in the 2003 film, Johnny English . Part of the music video of the song Twilight's Chapter Seven from the album Still Fantasy by Taiwanese musician Jay Chou was filmed at the Maughan. The use of the round reading room as a filming location for Dumbledore's Office in the Harry Potter
Harry Potter
films has been the source of considerable talk and rumour, however, a feature in an edition of the King's Library Newsletter confirms that this is in fact a myth, though the library receives several requests to film each month.


The top floor of the Chancery Lane
Chancery Lane
wing of the library building is used a residence for the Principal of King\'s College London
during his term.


* Domus Conversorum * Public Record Office
Public Record Office
* King\'s College London


* ^ "Contact us". King's College London. Retrieved 27 February 2013. * ^ A B C D E Strand Campus Tour (PDF), London: King's College London, p. 6, retrieved 25 February 2013 * ^ King's College London
Library Services (2011), Library Services Annual Report 2011-12 (PDF), King's College London, p. 39, retrieved 18 March 2013 * ^ "About the building" (PDF). London: King's College London. October 2012. Retrieved 19 January 2013. * ^ A B O'Leary (2010), p. 404 * ^ A B C Lyte (1907), p. 1 * ^ Adler, p. 2 * ^ Stow (1722), p. 121: "Rolls Chapel
in Chancery Lane, so called because it's a Repository now of Charters, Patents, Commissions, and other Matters, made up in Rolls of Parchment, from the beginning of King Richard the Third , in 1484; those before that Time are kept in Wakefield Tower, in the Tower of London
; but at first here was founded by King Henry the Third , in 1233, an House of converted Jews upon a Jew's House, which had been formerly confiscated to the Crown.

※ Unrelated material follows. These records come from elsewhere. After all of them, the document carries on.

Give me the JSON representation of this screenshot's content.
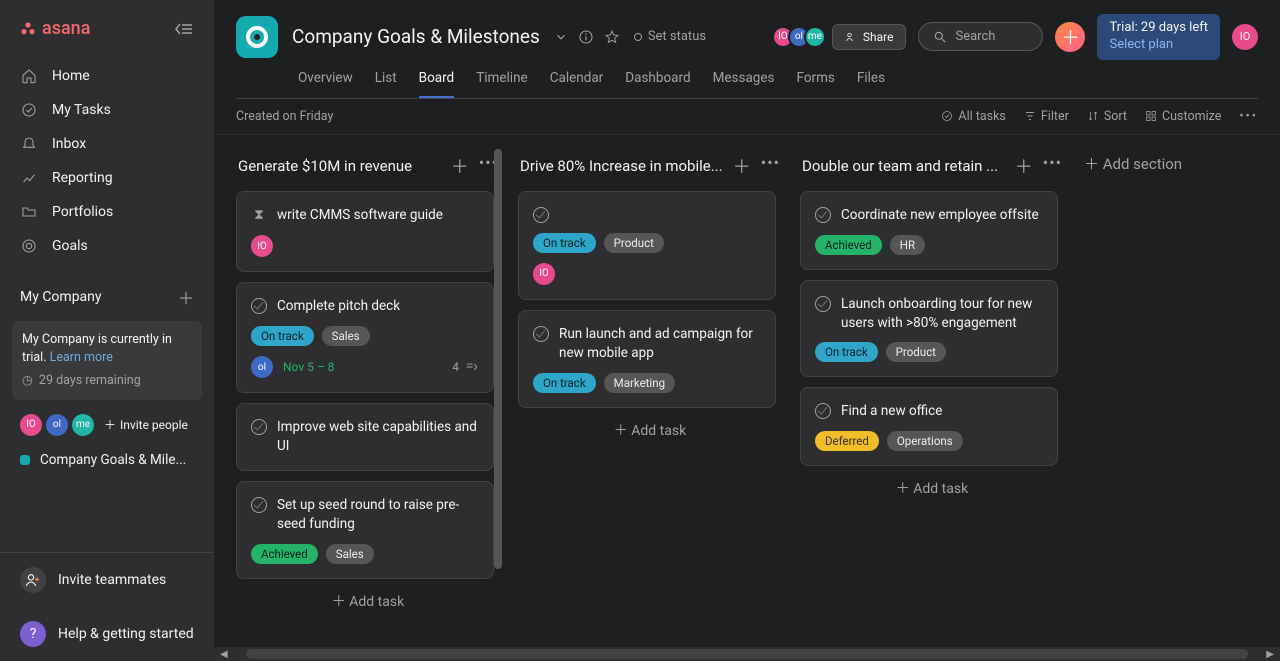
{
  "app": {
    "name": "asana"
  },
  "sidebar": {
    "nav": [
      {
        "label": "Home",
        "icon": "home-icon"
      },
      {
        "label": "My Tasks",
        "icon": "check-circle-icon"
      },
      {
        "label": "Inbox",
        "icon": "bell-icon"
      },
      {
        "label": "Reporting",
        "icon": "chart-icon"
      },
      {
        "label": "Portfolios",
        "icon": "folder-icon"
      },
      {
        "label": "Goals",
        "icon": "target-icon"
      }
    ],
    "workspace": "My Company",
    "trial_msg_a": "My Company is currently in trial. ",
    "trial_learn": "Learn more",
    "trial_remaining": "29 days remaining",
    "avatars": [
      "IO",
      "ol",
      "me"
    ],
    "invite_people": "Invite people",
    "project_name": "Company Goals & Mile...",
    "invite_teammates": "Invite teammates",
    "help": "Help & getting started"
  },
  "header": {
    "title": "Company Goals & Milestones",
    "set_status": "Set status",
    "share": "Share",
    "search_placeholder": "Search",
    "trial_line1": "Trial: 29 days left",
    "trial_line2": "Select plan",
    "user": "IO",
    "member_avatars": [
      "IO",
      "ol",
      "me"
    ]
  },
  "tabs": [
    "Overview",
    "List",
    "Board",
    "Timeline",
    "Calendar",
    "Dashboard",
    "Messages",
    "Forms",
    "Files"
  ],
  "active_tab": "Board",
  "toolbar": {
    "created": "Created on Friday",
    "all_tasks": "All tasks",
    "filter": "Filter",
    "sort": "Sort",
    "customize": "Customize"
  },
  "columns": [
    {
      "title": "Generate $10M in revenue",
      "cards": [
        {
          "icon": "hourglass",
          "title": "write CMMS software guide",
          "tags": [],
          "avatar": "IO",
          "av_class": "av-pink"
        },
        {
          "icon": "check",
          "title": "Complete pitch deck",
          "tags": [
            [
              "On track",
              "tag-ontrack"
            ],
            [
              "Sales",
              "tag-gray"
            ]
          ],
          "avatar": "ol",
          "av_class": "av-blue",
          "date": "Nov 5 – 8",
          "sub": "4",
          "sub_icon": true
        },
        {
          "icon": "check",
          "title": "Improve web site capabilities and UI",
          "tags": []
        },
        {
          "icon": "check",
          "title": "Set up seed round to raise pre-seed funding",
          "tags": [
            [
              "Achieved",
              "tag-achieved"
            ],
            [
              "Sales",
              "tag-gray"
            ]
          ]
        }
      ],
      "add_task": "Add task"
    },
    {
      "title": "Drive 80% Increase in mobile...",
      "cards": [
        {
          "icon": "check",
          "title": "",
          "tags": [
            [
              "On track",
              "tag-ontrack"
            ],
            [
              "Product",
              "tag-gray"
            ]
          ],
          "avatar": "IO",
          "av_class": "av-pink"
        },
        {
          "icon": "check",
          "title": "Run launch and ad campaign for new mobile app",
          "tags": [
            [
              "On track",
              "tag-ontrack"
            ],
            [
              "Marketing",
              "tag-gray"
            ]
          ]
        }
      ],
      "add_task": "Add task"
    },
    {
      "title": "Double our team and retain ...",
      "cards": [
        {
          "icon": "check",
          "title": "Coordinate new employee offsite",
          "tags": [
            [
              "Achieved",
              "tag-achieved"
            ],
            [
              "HR",
              "tag-gray"
            ]
          ]
        },
        {
          "icon": "check",
          "title": "Launch onboarding tour for new users with >80% engagement",
          "tags": [
            [
              "On track",
              "tag-ontrack"
            ],
            [
              "Product",
              "tag-gray"
            ]
          ]
        },
        {
          "icon": "check",
          "title": "Find a new office",
          "tags": [
            [
              "Deferred",
              "tag-deferred"
            ],
            [
              "Operations",
              "tag-gray"
            ]
          ]
        }
      ],
      "add_task": "Add task"
    }
  ],
  "add_section": "Add section"
}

Pr. and S. are every Sunday Morning in Term Time at 10, and only Pr. at 3, and on Holydays at 10 and 3; Sac. every second Sunday of the 4 Terms, on Christmas day, Easter Sunday, and Whitsunday." * ^ A B C D E F http://www.british-history.ac.uk/old-new-london/vol1/pp76-92 * ^ Adler, p. 4 * ^ A B Sibbald (1800), p. 356 * ^ Chancery Lane
Chancery Lane
Association. " Chancery Lane
Chancery Lane
Area Enhancement Scheme" (PDF). City of London. p. 12. Retrieved 14 March 2013. * ^ Chancery Lane
Chancery Lane
Association. " Chancery Lane
Chancery Lane
Area Enhancement Scheme" (PDF). City of London. p. 12. Retrieved 14 March 2013. * ^ A B C Hibbert, Weinreb, Keay, Keay (2008), p. 698 * ^ "History of the Public Records Act". National Archives. Retrieved 25 February 2013. * ^ Dewe (2009), p. 223 * ^ "King\'s College London, The Maughan Library". London: Open City. Retrieved 25 February 2013. * ^ "Weston Room" (PDF). London: King's College London. October 2012. Retrieved 25 February 2013. * ^ Lyte (1907), p. 3 * ^ Darby, Trudi ">(PDF). London: King's College London. March 2002. p. 2. * ^ A B "Maughan Library" (PDF). Tuffin Ferraby Taylor LLP. Retrieved 19 January 2013. * ^ "£4m Gift for King\'s", Comment (Issue No. 140) (PDF). London: King's College London. March 2002. pp. 1–2. * ^ "King\'s College London". London: The Independent. 1 July 2012. Retrieved 19 January 2013. * ^ A B "C18th volumes presented to King\'s". London: King's College London. 22 November 2002. Retrieved 25 February 2013. * ^ Plaque beneath display. * ^ MacLeod, Donald (14 November 2002). "Queen welcomed by King\'s". The Guardian. Retrieved 18 March 2013. * ^ "King\'s takes part in the London
Open House Weekend". King's College London. 15 September 2003. Retrieved 18 March 2013. * ^ "Details of King\'s Sound Archive
at Cecilia". Cecilia. Retrieved 9 October 2007. * ^ A B C "About us - Archives & Special
Collections". London: King's College London. Retrieved 25 February 2013. * ^ A B " Special